**Extracted material**
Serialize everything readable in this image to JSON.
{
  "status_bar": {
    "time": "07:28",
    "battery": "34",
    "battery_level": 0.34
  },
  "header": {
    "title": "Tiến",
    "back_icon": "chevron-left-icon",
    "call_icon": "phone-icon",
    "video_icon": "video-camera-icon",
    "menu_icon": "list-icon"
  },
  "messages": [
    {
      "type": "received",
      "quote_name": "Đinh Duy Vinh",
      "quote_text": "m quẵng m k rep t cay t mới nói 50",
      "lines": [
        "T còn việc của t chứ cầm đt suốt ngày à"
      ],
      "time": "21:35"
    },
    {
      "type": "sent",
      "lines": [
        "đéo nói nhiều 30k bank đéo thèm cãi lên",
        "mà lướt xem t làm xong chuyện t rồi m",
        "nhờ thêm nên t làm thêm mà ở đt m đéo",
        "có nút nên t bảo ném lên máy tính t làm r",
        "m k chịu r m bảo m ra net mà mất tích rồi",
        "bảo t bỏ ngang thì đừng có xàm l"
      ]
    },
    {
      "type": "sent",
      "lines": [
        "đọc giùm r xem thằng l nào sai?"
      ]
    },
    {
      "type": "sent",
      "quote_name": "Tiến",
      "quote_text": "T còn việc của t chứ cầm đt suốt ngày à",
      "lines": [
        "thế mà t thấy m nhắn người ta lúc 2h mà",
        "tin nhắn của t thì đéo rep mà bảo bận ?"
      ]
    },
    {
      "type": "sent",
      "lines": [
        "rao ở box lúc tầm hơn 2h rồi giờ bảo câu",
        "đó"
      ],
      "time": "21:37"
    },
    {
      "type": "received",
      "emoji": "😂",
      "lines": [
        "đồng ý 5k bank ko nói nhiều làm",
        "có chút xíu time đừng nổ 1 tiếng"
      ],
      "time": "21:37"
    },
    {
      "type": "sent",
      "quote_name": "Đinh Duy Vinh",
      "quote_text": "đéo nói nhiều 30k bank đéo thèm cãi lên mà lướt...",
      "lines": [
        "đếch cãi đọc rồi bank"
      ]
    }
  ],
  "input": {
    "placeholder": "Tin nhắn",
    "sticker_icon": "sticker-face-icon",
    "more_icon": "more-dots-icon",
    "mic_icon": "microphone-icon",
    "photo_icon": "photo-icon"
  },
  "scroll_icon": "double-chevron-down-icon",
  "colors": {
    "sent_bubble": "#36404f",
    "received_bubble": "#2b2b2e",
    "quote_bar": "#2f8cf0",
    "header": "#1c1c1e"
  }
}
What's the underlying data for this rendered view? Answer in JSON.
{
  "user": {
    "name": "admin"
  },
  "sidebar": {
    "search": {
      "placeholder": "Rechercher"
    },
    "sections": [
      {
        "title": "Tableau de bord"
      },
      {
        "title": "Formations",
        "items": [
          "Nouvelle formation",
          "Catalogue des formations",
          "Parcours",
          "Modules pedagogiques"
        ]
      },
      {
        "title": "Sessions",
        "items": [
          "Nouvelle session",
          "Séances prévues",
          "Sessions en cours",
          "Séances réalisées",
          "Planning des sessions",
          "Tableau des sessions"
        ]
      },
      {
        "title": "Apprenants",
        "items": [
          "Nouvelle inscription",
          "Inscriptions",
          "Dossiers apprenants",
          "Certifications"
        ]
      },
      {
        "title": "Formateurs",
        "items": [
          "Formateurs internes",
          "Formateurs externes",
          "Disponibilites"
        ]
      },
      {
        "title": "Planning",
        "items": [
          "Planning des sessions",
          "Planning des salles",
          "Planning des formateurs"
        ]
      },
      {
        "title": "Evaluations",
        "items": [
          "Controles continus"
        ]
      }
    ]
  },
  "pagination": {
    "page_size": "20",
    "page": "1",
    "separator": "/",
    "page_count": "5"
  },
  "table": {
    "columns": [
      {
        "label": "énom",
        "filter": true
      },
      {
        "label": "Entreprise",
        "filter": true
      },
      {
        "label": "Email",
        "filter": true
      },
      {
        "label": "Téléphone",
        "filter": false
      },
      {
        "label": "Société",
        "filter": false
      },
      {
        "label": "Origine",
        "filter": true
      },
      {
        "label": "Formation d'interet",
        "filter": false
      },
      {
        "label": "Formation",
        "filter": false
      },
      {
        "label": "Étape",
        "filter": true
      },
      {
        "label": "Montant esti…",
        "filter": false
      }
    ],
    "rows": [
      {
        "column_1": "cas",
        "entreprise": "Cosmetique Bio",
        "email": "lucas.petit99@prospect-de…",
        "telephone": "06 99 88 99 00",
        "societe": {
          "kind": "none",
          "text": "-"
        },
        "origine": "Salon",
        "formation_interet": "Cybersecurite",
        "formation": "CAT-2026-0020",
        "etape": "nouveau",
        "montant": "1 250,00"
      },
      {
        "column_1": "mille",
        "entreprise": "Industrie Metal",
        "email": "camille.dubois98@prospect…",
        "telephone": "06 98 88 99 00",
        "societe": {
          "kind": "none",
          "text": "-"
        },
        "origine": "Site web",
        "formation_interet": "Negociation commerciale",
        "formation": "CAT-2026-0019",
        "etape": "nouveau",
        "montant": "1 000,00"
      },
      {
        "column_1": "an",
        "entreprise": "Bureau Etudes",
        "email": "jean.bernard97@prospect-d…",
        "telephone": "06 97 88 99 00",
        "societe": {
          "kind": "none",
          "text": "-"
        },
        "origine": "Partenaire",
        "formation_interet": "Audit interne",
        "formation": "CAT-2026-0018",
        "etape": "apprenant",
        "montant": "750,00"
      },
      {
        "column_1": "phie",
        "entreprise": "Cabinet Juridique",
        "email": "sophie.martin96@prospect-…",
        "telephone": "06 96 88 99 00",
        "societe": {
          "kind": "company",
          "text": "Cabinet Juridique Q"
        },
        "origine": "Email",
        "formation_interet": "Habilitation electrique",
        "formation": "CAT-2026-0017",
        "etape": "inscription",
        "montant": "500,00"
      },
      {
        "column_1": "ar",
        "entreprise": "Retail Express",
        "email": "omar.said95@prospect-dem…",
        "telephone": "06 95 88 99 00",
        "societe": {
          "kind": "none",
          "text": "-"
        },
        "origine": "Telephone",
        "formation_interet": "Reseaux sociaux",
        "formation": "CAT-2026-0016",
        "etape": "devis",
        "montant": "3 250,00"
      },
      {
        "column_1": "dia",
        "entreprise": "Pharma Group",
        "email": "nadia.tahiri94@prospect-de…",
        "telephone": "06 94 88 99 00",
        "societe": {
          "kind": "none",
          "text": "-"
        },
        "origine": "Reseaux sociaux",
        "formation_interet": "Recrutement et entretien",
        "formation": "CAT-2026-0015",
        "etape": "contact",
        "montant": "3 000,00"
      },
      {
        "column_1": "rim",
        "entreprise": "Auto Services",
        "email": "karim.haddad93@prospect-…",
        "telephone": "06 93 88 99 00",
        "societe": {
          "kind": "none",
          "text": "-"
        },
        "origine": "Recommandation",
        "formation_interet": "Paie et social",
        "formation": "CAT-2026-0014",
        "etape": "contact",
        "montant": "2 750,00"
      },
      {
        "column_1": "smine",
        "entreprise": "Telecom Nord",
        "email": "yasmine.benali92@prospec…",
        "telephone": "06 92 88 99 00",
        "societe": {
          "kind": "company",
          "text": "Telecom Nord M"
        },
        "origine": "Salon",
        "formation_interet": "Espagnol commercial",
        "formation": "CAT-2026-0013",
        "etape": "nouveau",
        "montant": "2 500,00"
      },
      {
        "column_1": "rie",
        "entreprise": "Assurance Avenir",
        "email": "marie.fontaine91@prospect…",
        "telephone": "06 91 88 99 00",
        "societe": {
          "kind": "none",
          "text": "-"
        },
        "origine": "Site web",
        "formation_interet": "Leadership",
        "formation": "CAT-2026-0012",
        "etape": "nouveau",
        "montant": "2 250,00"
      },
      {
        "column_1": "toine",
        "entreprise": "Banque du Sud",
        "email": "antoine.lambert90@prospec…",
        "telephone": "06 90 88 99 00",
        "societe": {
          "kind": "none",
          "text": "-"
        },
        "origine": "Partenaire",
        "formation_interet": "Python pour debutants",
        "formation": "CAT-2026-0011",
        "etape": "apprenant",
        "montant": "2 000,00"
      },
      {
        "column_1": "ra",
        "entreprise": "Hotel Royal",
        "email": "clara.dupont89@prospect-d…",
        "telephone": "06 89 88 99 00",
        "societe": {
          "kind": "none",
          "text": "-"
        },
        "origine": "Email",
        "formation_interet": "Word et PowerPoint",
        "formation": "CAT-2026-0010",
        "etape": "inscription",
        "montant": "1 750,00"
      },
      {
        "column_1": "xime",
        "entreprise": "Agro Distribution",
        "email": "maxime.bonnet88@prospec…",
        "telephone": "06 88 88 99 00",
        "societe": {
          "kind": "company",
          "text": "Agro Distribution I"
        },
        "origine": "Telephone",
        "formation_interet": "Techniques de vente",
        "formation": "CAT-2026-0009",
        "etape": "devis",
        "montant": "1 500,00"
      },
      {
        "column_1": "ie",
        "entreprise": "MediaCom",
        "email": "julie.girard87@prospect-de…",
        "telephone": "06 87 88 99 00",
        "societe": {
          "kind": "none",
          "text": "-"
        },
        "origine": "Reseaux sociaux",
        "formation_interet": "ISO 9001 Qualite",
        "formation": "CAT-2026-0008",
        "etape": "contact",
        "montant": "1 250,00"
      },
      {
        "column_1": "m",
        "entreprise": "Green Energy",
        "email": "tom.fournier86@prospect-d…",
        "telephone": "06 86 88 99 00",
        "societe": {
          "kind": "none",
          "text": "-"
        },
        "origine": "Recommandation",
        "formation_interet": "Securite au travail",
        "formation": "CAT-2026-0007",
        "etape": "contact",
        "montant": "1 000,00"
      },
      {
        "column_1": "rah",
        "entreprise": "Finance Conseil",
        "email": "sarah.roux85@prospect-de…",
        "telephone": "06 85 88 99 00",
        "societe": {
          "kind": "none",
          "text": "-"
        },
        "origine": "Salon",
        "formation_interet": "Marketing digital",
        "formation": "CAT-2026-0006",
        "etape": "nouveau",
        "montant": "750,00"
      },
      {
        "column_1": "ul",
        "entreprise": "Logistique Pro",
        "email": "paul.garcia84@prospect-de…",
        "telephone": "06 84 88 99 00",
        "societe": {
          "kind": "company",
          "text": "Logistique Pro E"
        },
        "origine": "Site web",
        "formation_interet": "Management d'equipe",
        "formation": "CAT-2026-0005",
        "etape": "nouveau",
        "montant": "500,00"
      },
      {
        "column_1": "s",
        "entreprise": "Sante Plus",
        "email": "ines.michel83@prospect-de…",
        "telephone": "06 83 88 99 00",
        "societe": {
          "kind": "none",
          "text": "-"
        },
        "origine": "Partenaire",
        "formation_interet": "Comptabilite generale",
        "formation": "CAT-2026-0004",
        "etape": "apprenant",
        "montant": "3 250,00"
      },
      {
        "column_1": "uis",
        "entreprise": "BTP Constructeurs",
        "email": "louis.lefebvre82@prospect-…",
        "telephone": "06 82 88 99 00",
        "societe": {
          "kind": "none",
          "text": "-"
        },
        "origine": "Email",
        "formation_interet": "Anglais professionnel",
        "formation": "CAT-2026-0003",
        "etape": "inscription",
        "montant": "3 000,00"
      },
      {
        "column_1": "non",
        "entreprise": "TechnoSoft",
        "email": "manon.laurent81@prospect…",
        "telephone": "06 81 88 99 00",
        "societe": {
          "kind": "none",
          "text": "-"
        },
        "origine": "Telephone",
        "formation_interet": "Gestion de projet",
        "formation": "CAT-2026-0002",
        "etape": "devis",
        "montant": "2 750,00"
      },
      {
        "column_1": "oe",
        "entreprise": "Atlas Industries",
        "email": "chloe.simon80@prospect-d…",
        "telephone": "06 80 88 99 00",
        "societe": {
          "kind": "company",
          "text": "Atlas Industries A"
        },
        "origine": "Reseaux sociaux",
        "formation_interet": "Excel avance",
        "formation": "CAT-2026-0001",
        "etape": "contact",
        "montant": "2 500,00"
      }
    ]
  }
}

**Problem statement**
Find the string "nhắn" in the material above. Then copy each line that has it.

**Result of this task**
        "thế mà t thấy m nhắn người ta lúc 2h mà",
        "tin nhắn của t thì đéo rep mà bảo bận ?"
    "placeholder": "Tin nhắn",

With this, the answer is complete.